The benefits of exercise are commonly known but we often ignore these facts and choose to live inactive lifestyles. There are a number of different excuses but the most common is not having enough time. However, by participating in regular physical activity, it is not only beneficial for injury management and prevention but also for overall health and function.
Some of the benefits of regular physical activity include:
Increased musculoskeletal strength and flexibility
Increased joint proprioception
Reduced cardiovascular disease and complications
Improved energy and mood
How does regular exercise assist with injury management and prevention?
Regular exercises are going to naturally incorporate some of the biomechanical or muscular deficiencies that your physiotherapist will prescribe for your particular injury.
Take a sprained ankle as an example of an injury that can be easily managed and prevented with regular exercise. For this injury, a physiotherapist would want the individual to strengthen the muscles in their lower limb to provide more support to the ankle joint. In addition, this individual would suffer from laxity in the ankle ligaments. The physiotherapist would want to work on their proprioception in the joint to aid in increased awareness of the joint in space. A great way to achieve these outcomes is by regular running. The action of running strengthens the muscles in the lower limb and the different surfaces you run on will naturally increase the proprioception and balance of the joint.
How do I get started?

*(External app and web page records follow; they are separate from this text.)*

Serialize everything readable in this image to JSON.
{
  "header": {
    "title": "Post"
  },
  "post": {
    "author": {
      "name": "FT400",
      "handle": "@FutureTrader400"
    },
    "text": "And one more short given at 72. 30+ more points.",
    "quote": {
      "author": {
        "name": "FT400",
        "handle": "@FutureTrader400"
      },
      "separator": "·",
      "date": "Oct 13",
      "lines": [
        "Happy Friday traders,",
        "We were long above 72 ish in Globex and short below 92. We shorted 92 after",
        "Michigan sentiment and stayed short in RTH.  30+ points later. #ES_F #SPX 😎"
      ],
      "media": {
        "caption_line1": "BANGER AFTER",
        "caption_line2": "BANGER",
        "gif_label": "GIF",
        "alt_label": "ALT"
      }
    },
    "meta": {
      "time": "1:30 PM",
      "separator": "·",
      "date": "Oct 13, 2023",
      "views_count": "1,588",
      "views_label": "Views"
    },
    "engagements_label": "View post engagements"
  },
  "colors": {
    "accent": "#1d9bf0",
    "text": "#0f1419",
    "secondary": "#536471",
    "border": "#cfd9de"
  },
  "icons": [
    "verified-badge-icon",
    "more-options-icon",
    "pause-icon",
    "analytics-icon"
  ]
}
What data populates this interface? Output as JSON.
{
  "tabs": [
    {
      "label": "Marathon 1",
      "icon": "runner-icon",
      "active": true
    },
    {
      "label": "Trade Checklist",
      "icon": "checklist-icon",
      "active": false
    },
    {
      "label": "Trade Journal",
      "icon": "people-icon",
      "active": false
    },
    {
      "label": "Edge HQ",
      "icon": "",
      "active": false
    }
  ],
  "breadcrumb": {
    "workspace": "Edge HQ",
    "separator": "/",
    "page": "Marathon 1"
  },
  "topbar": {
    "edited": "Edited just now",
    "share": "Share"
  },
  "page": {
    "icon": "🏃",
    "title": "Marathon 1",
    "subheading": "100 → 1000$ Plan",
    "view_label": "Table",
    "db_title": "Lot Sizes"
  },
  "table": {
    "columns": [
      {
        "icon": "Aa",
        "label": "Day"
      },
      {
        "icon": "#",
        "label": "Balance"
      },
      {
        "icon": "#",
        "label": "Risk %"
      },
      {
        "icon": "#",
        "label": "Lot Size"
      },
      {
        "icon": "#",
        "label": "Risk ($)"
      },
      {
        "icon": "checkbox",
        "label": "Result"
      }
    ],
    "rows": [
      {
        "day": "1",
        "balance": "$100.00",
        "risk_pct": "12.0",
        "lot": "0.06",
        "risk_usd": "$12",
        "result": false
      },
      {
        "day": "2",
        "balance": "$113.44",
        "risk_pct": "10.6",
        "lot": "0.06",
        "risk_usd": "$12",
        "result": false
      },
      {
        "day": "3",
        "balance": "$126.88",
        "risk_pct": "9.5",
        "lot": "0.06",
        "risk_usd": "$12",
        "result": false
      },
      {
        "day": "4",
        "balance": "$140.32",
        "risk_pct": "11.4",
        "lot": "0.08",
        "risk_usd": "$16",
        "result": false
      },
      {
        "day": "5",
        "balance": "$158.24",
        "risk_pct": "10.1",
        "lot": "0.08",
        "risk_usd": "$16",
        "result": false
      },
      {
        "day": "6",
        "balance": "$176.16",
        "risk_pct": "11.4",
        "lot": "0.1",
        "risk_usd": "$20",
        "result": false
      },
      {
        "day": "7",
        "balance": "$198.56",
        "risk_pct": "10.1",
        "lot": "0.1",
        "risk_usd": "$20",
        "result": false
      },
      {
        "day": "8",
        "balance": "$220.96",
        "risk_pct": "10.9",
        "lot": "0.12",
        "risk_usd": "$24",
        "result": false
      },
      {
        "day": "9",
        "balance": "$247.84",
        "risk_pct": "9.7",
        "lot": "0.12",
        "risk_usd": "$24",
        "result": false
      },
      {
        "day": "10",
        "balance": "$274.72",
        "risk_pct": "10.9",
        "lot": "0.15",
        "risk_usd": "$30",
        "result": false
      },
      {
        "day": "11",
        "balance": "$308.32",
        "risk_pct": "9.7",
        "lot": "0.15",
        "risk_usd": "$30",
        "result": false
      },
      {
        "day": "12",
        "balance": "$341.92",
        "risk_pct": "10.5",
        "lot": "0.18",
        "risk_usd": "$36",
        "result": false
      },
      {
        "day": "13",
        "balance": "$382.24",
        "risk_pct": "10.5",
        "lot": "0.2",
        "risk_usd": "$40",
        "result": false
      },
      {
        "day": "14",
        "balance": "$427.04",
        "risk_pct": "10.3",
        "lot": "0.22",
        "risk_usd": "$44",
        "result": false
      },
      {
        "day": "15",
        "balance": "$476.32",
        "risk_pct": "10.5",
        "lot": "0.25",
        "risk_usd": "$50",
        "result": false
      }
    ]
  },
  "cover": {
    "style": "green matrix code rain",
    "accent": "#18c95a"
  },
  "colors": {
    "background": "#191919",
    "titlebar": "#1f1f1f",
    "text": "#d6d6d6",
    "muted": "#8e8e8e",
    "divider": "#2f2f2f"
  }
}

The first step is to determine which form of exercise is appropriate for you and your injury. The best place to start is by asking your physiotherapist what exercise would be appropriate for you and your situation. Otherwise, consider what exercises would target those structures involved in the injury. For example, someone suffering from a back injury would benefit from clinical Pilates and yoga to strengthen the back and stomach. Remember though, any form of exercise is better than nothing.
Some ways to start becoming more active include:
Running – it’s free and the only thing you need is a good pair of runners. It is important to remember to start at your own fitness level – if you do not exercise regularly, start with a 5-10 minute jog and work up from there.
Swimming – it is low impact, meaning it will not hurt your joints as much as running.
Clinical Pilates/Yoga – it is low impact and a great way to strengthen your core muscles and increase flexibility.
Sport – it is social and an interactive way to stay fit and active.
Walking – it is simple but an effective form of exercise for lower fitness levels.
Everyone should aim to be physically active for 30 minutes a day, if not every second day. Participating in regular exercise is not only good for your overall health but it helps to reduce future injuries. We can spare the physical pain of an injury if everyone became more proactive rather then reactive with their injuries and health.